I agree. I think the pendulum swings too far, both ways. So I think it has swung too high now. And I think maybe during the pandemic had swung too low. But there was so much uncertainty, and people were really worried about their jobs. And during the pandemic, a lot of people did lose their jobs, but not only to the bank can reduce the cost of borrowing. The banks also stepped up to the plate, obviously, with help from the government around things like deferrals and things like that. So there was really it was multi pronged, but that’s what we’re paying for now, there was really too much money pumped into the economy during kind of those harder times. We should have had losses earlier on. But the losses are coming, which is unfortunate. And we’re going to you know, I think have a you know, a harder economic time, kind of in the back half of this year. And I think going into 2024, I think we’re going to see, you know, really what impacts these higher rates are going to have on the economy. You know, I don’t think it’s going to be rainbows and unicorns here for the next several months and into the following years until this really kind of balances out. I agree with you, maybe 2% for inflation isn’t realistic, maybe it needs to be 3%. And maybe their rates don’t need to go as low or as high. I think there is a median mark. And typically what they said before the median mark for rates is somewhere around 5%. But we’re far beyond that now at this point.
Derick Fage 09:50
What advice are you giving to clients right now Clinton?
“Sometimes a fixed rate is a long term solution to a short term problem”
Clinton Wilkins 09:53
A lot of consumers are choosing to do a shorter term fix Derick. Is that the right answer? Not for everyone. You know, if you’re in a variable rate, you probably took a variable rate for a reason. And really, the rates have been high for a year, we don’t know when they’re going to go down. So I think you really need to think about that and think about the dollars and cents that are in your household. Obviously, the pros on a variable, if you break your mortgage early, it’s only three months interest. And you can also convert your variable rate into a fixed rate at any time with no penalty. I think on the flip side of the coin, the fixed rates currently are lower than variable, which never ever happens, but we’re not in a regular time. You need to think about is a fixed rate for you because obviously, if you break your fixed rate mortgage early, you’re gonna pay a much higher penalty. And sometimes a fixed rate is a long term solution to a short term problem. So I think seek the advice of an unbiased mortgage professional in your area. There’s a lot of moving parts. And I can tell you, I’m glad to have being part of the conversation. I’ve been doing this for 17 years, and I’ve done over 5000 transactions and like $1.4 billion worth of mortgages. So I think I’ve always seen something. But this is always changing. So I’m glad to be part of the conversation.
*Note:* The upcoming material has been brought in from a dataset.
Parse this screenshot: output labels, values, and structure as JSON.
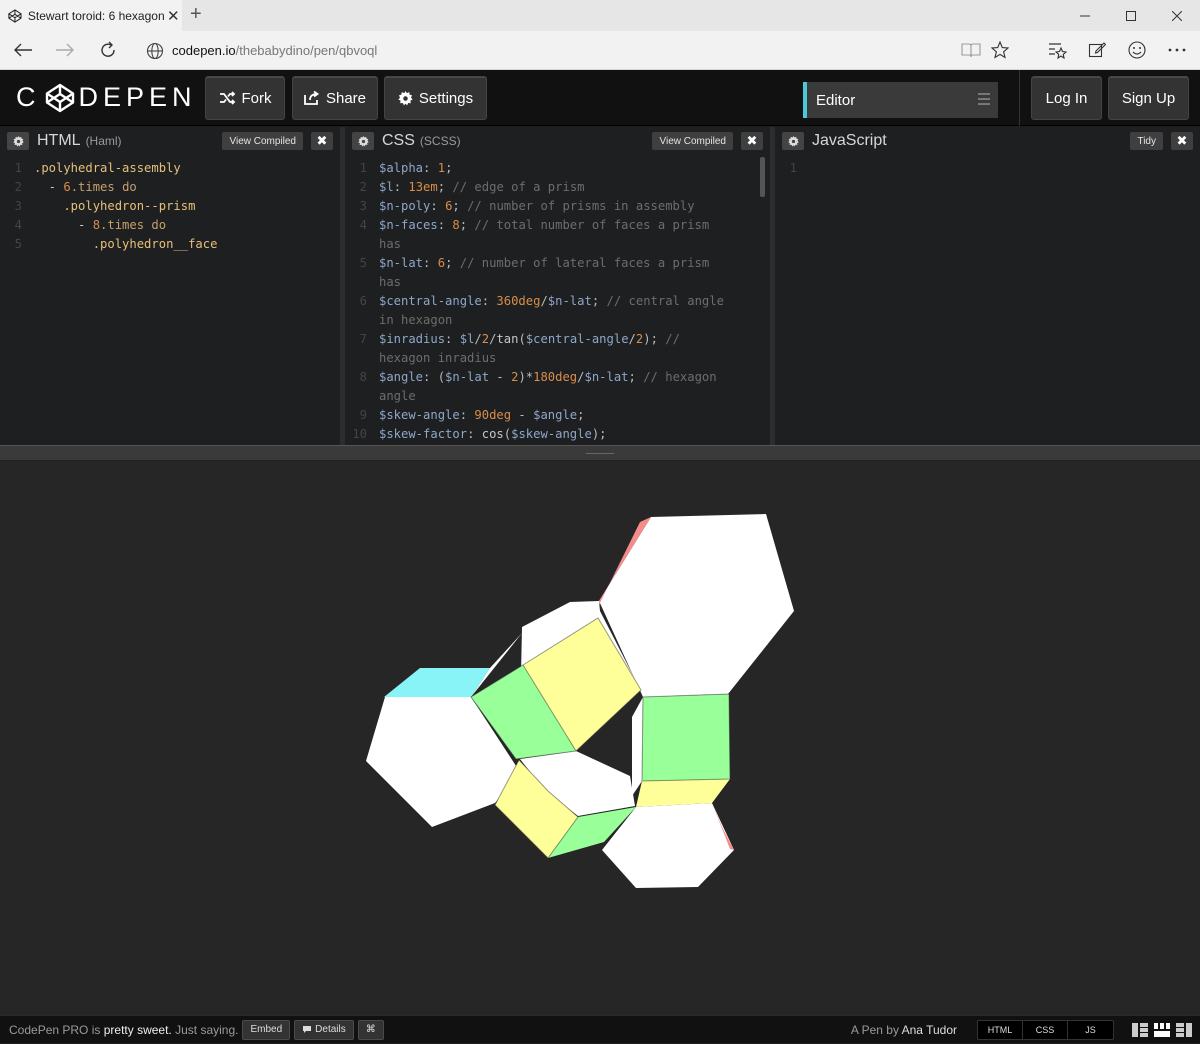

Derick Fage 10:58
And we’re glad to have you as part as part of this conversation today. Clinton, this has been a great conversation. Thank you so much for joining us.
Clinton Wilkins 11:06
Thanks Derick for having me.
Derick Fage 11:07
No, no really appreciate it. Again, that’s Clinton Wilkins at Centum Home Lenders limited if you’re looking for somebody to help you out through through these difficult times give Clinton a call. I really think he broke it down so well for us and that this is a conversation I think, you know, a members of the public I think we need to be having a little bit more to get a better understanding and to hold the Bank of Canada up to a greater standard and our governments up to a greater standard when it comes to things like this. Thank you so much. Really appreciate. Again, Clinton, you
Derick Fage 11:42
you spending some time with us. We’re going to take a break. We’ll be back with more. This is Derick Fagr filling in on the Sam Laprade show. You’re watching on Rogers TV and listening on CityNews.
Derick Fage 11:51
Sam Laprade will be right back on City News, 1011 FM and 1310am.